Ordinal endpoints construct the outcome assessment in terms of a ranked order of patient status. Ordinal scales are common for clinical assessment tools for outcomes such as pain and disease progression. Two commonly used approaches for analyzing ordinal data are the proportional odds and Wilcoxon (Mann-Whitney) U tests with respective strengths and weaknesses.
Composite endpoints are where multiple outcomes are used to evaluate the treatment effect. This accounts for the complexity of a disease and prevents assessment relying on measuring one outcome only. However, methods for analyzing composite endpoints in clinical trials were sparse till recently but recent papers have highlighted statistics such as the win ratio for the analysis of composite endpoints.
Survival analysis is a very important and common statistical area of interest in areas such as oncology trials. However many innovative therapies such as immunotherapies have complex survival outcomes which violate the proportional hazards assumption needed for common methods such as the log-rank test. Multiple proposals have emerged for the analysis of these complex survival datasets with the MaxCombo test being a leading tool for analyzing complex outcomes such as delayed effects.

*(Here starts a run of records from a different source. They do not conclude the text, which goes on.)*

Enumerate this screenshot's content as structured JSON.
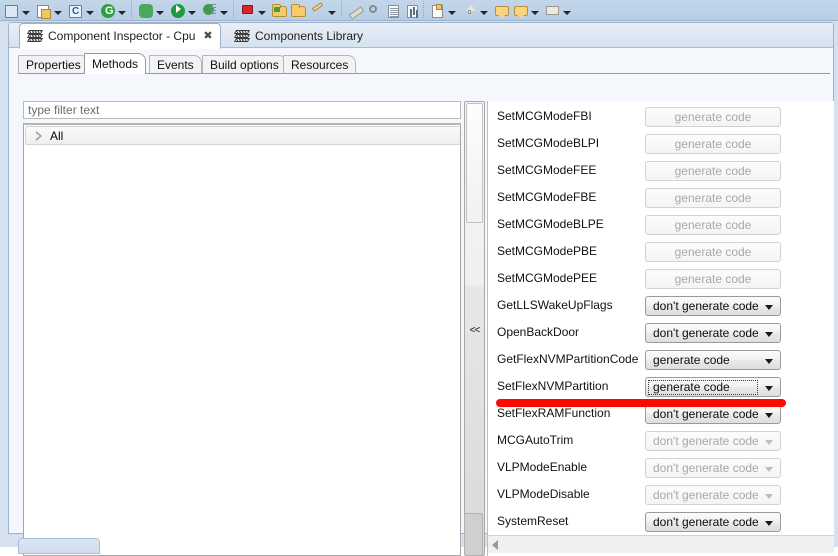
{
  "toolbar": {
    "items": [
      {
        "name": "save-icon",
        "glyph": "sq",
        "arrow": true
      },
      {
        "name": "new-c-file-icon",
        "glyph": "doc",
        "arrow": true
      },
      {
        "name": "c-project-icon",
        "glyph": "csq",
        "arrow": true
      },
      {
        "name": "refresh-icon",
        "glyph": "green-circ",
        "arrow": true
      },
      {
        "name": "debug-bug-icon",
        "glyph": "bug",
        "arrow": true,
        "sep_before": true
      },
      {
        "name": "run-icon",
        "glyph": "play",
        "arrow": true
      },
      {
        "name": "external-tools-icon",
        "glyph": "run-list",
        "arrow": true
      },
      {
        "name": "processor-expert-icon",
        "glyph": "red-chip",
        "arrow": true,
        "sep_before": true
      },
      {
        "name": "open-folder-icon",
        "glyph": "folder-green",
        "arrow": false
      },
      {
        "name": "open-resource-icon",
        "glyph": "folder",
        "arrow": false
      },
      {
        "name": "build-icon",
        "glyph": "hammer",
        "arrow": true
      },
      {
        "name": "clean-icon",
        "glyph": "brush",
        "arrow": false,
        "sep_before": true
      },
      {
        "name": "search-icon",
        "glyph": "magnifier",
        "arrow": false
      },
      {
        "name": "outline-icon",
        "glyph": "page",
        "arrow": false
      },
      {
        "name": "chart-icon",
        "glyph": "bars",
        "arrow": false
      },
      {
        "name": "task-icon",
        "glyph": "checklist",
        "arrow": true,
        "sep_before": true
      },
      {
        "name": "up-arrow-icon",
        "glyph": "up",
        "arrow": true
      },
      {
        "name": "back-annotation-icon",
        "glyph": "callout",
        "arrow": false
      },
      {
        "name": "forward-annotation-icon",
        "glyph": "callout",
        "arrow": true
      },
      {
        "name": "next-icon",
        "glyph": "arrow-right",
        "arrow": true
      }
    ]
  },
  "outer_tabs": [
    {
      "label": "Component Inspector - Cpu",
      "icon": "component-icon",
      "active": true,
      "closable": true
    },
    {
      "label": "Components Library",
      "icon": "component-icon",
      "active": false,
      "closable": false
    }
  ],
  "inner_tabs": [
    {
      "label": "Properties",
      "active": false
    },
    {
      "label": "Methods",
      "active": true
    },
    {
      "label": "Events",
      "active": false
    },
    {
      "label": "Build options",
      "active": false
    },
    {
      "label": "Resources",
      "active": false
    }
  ],
  "filter": {
    "value": "type filter text",
    "placeholder": "type filter text"
  },
  "tree": {
    "root_label": "All",
    "expander": "collapsed-triangle-icon"
  },
  "sash": {
    "collapse_label": "<<"
  },
  "methods": [
    {
      "name": "SetMCGModeFBI",
      "value": "generate code",
      "control": "button",
      "state": "disabled"
    },
    {
      "name": "SetMCGModeBLPI",
      "value": "generate code",
      "control": "button",
      "state": "disabled"
    },
    {
      "name": "SetMCGModeFEE",
      "value": "generate code",
      "control": "button",
      "state": "disabled"
    },
    {
      "name": "SetMCGModeFBE",
      "value": "generate code",
      "control": "button",
      "state": "disabled"
    },
    {
      "name": "SetMCGModeBLPE",
      "value": "generate code",
      "control": "button",
      "state": "disabled"
    },
    {
      "name": "SetMCGModePBE",
      "value": "generate code",
      "control": "button",
      "state": "disabled"
    },
    {
      "name": "SetMCGModePEE",
      "value": "generate code",
      "control": "button",
      "state": "disabled"
    },
    {
      "name": "GetLLSWakeUpFlags",
      "value": "don't generate code",
      "control": "dropdown",
      "state": "enabled"
    },
    {
      "name": "OpenBackDoor",
      "value": "don't generate code",
      "control": "dropdown",
      "state": "enabled"
    },
    {
      "name": "GetFlexNVMPartitionCode",
      "value": "generate code",
      "control": "dropdown",
      "state": "enabled"
    },
    {
      "name": "SetFlexNVMPartition",
      "value": "generate code",
      "control": "dropdown",
      "state": "focused"
    },
    {
      "name": "SetFlexRAMFunction",
      "value": "don't generate code",
      "control": "dropdown",
      "state": "enabled"
    },
    {
      "name": "MCGAutoTrim",
      "value": "don't generate code",
      "control": "dropdown",
      "state": "disabled"
    },
    {
      "name": "VLPModeEnable",
      "value": "don't generate code",
      "control": "dropdown",
      "state": "disabled"
    },
    {
      "name": "VLPModeDisable",
      "value": "don't generate code",
      "control": "dropdown",
      "state": "disabled"
    },
    {
      "name": "SystemReset",
      "value": "don't generate code",
      "control": "dropdown",
      "state": "enabled"
    }
  ],
  "dropdown_options": [
    "generate code",
    "don't generate code"
  ],
  "annotation": {
    "name": "red-highlight-line",
    "color": "#fb0a02"
  },
  "scrollbars": {
    "horizontal_left_arrow": "scroll-left-arrow-icon"
  }
}
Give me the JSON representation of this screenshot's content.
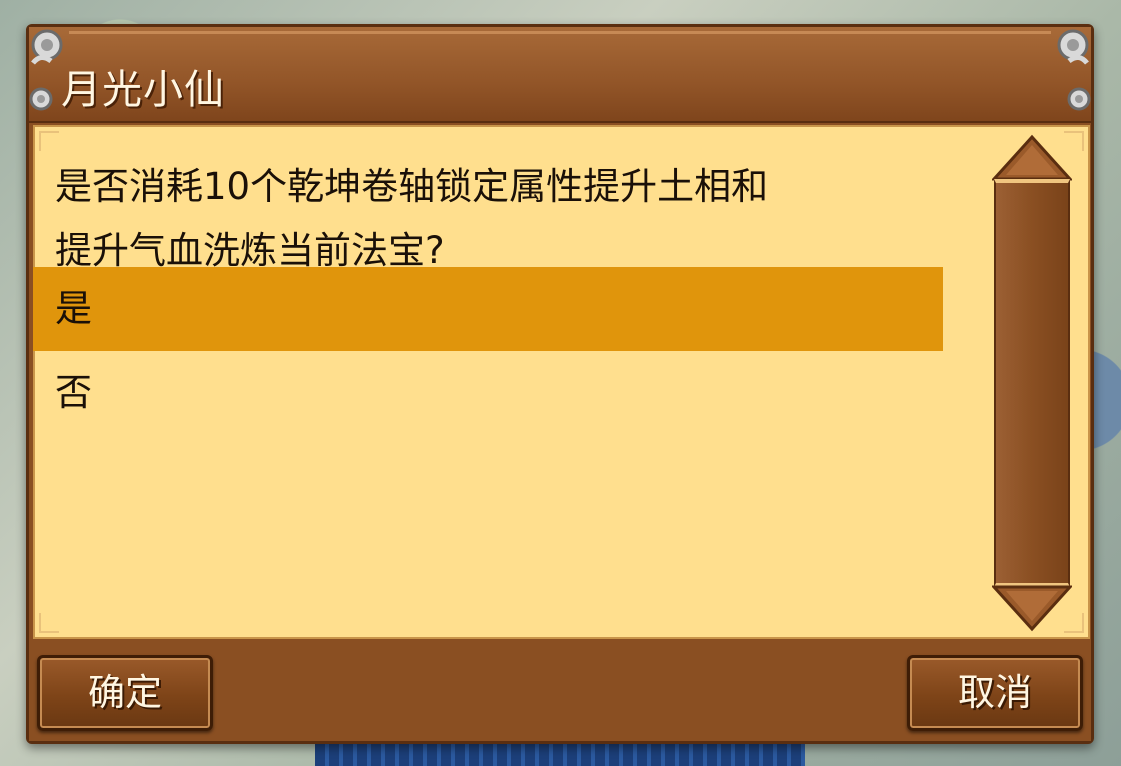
{
  "dialog": {
    "title": "月光小仙",
    "question_line1": "是否消耗10个乾坤卷轴锁定属性提升土相和",
    "question_line2": "提升气血洗炼当前法宝?",
    "options": [
      {
        "label": "是",
        "selected": true
      },
      {
        "label": "否",
        "selected": false
      }
    ],
    "confirm_label": "确定",
    "cancel_label": "取消"
  },
  "colors": {
    "frame": "#8a4f22",
    "panel": "#ffdf8e",
    "selected_option": "#e0950c",
    "button_text": "#fff6e2"
  },
  "icons": {
    "corner": "cloud-scroll-ornament-icon",
    "scroll_up": "triangle-up-icon",
    "scroll_down": "triangle-down-icon"
  }
}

In this webinar, we explore the complex endpoints of ordinal data, composite endpoints and non-proportional survival data and provide background on the methods available for these complex cases and the sample size determination methods available for those methods.